Aluminum foil is best at protecting foods from the effects of light and oxygen, which can damage food. Because it also keeps moisture out of food, it is ideal for freezing food. Wrapping foods in both plastic and foil prior to freezing provides maximum protection. Aluminum foil must never be used in the microwave due to the risk of fire.
Plastic wrap forms airtight seals on containers. Because it's transparent, users can view the contents of the containers, which is impossible with aluminum foil. Plastic wrap is best for wrapping acidic foods because aluminum foil reacts with acids to create a harmless but unsightly blue residue. Plastic wrap can be used in the microwave, unlike aluminum foil, but it needs to be at least an inch away from the food as the heat from the food can cause the plastic to melt.Learn more about Food Storage
Foil pouches are storage containers made of aluminum foil. The pouches are sealed on at least two and sometimes all four sides. They are used for food and sometimes non-food packaging. The quality varies depending on the number of layers of foil used to create the pouch.Full Answer >
Store celery by wrapping the bunch tightly in aluminum foil and placing it in the crisper drawer of the refrigerator. Consumers can also wrap the bunch in dry paper towels and place it in a plastic bag.Full Answer >
Aluminum foil, baking soda, vinegar and ketchup are some common household items that do a good job polishing silver. Several common ingredients to make homemade silver polish, according to Reader's Digest.Full Answer >

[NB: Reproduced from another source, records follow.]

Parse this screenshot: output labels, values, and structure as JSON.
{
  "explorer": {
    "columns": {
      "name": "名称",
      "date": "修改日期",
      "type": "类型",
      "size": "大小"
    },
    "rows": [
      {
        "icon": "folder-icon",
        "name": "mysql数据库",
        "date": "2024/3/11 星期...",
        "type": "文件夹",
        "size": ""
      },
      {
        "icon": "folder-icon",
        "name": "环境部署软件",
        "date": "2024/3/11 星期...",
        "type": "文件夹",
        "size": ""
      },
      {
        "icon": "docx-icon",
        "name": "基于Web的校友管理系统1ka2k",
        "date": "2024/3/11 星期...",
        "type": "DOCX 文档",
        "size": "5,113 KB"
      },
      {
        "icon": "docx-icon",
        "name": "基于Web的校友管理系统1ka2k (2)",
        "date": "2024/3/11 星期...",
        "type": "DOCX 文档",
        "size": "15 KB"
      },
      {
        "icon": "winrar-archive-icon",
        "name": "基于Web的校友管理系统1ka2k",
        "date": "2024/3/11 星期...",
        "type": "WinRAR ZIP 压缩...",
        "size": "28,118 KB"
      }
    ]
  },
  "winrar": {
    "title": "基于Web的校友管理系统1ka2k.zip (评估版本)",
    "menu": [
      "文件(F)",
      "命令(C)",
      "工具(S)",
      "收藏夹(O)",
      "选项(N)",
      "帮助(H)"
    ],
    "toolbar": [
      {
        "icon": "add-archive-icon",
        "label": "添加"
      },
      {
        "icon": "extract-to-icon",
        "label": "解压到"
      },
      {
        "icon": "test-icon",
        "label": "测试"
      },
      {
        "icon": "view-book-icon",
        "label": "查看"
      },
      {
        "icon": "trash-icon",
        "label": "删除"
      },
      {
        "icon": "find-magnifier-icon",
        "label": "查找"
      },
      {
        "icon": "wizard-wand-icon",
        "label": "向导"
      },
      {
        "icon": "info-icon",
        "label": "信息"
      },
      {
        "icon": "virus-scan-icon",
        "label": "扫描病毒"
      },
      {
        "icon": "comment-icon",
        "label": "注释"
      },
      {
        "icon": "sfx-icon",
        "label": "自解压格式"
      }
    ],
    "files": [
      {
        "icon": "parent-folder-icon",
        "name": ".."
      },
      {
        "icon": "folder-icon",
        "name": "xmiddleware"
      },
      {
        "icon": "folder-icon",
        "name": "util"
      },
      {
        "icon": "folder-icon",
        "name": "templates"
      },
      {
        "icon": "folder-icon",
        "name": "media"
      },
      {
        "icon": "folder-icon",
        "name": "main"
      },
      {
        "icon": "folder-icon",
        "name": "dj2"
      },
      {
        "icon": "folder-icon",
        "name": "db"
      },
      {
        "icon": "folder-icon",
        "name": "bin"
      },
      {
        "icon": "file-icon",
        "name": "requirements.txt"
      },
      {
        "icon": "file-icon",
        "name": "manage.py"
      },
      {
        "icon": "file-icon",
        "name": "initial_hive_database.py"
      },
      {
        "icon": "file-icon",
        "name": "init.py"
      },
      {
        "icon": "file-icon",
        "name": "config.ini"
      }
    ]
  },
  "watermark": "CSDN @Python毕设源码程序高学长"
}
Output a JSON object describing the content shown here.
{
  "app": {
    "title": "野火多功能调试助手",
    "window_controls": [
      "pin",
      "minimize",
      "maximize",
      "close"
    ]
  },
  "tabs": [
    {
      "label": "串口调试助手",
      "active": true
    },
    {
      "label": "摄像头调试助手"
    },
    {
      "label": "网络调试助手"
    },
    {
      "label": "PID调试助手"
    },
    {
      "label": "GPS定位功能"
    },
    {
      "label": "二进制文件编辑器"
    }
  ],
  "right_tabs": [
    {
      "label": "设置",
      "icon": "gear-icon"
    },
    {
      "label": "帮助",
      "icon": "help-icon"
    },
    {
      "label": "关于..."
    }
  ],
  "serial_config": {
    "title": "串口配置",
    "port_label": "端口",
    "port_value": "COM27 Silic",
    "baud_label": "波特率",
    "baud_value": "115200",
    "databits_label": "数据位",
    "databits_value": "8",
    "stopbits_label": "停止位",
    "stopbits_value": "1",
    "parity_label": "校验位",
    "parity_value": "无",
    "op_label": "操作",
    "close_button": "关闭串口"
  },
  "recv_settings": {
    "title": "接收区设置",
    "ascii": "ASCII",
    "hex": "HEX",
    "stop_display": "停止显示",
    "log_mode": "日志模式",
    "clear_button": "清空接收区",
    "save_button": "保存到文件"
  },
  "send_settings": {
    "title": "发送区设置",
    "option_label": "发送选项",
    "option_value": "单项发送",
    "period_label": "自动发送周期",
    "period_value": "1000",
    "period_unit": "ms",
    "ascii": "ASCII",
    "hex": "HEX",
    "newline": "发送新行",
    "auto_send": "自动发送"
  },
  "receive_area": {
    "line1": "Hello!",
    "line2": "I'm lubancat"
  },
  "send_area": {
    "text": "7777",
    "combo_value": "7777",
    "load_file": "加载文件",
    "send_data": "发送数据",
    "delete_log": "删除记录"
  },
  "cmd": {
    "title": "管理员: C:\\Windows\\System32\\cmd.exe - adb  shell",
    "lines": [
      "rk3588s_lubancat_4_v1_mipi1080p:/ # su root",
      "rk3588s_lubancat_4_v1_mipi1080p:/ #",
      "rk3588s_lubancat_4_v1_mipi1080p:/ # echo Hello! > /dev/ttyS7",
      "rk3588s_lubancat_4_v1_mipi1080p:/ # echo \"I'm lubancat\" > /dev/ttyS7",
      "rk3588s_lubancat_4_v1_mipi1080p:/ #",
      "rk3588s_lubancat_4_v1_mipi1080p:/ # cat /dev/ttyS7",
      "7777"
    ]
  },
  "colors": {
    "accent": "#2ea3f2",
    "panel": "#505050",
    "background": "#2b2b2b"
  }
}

Aluminum reacts with oxygen to form a layer of aluminum oxide on the outside of the metal, according to HowStuffWorks. This thin layer protects the underlying metal from corrosion caused by oxygen, water or other chemicals. Aluminum burns in oxygen with a white flame to form the trioxide aluminum (III) oxide, says WebElements. Chemists write the chemical reaction between aluminum and oxygen as: 4Al+ 3O2 = 2Al2O3.Full Answer >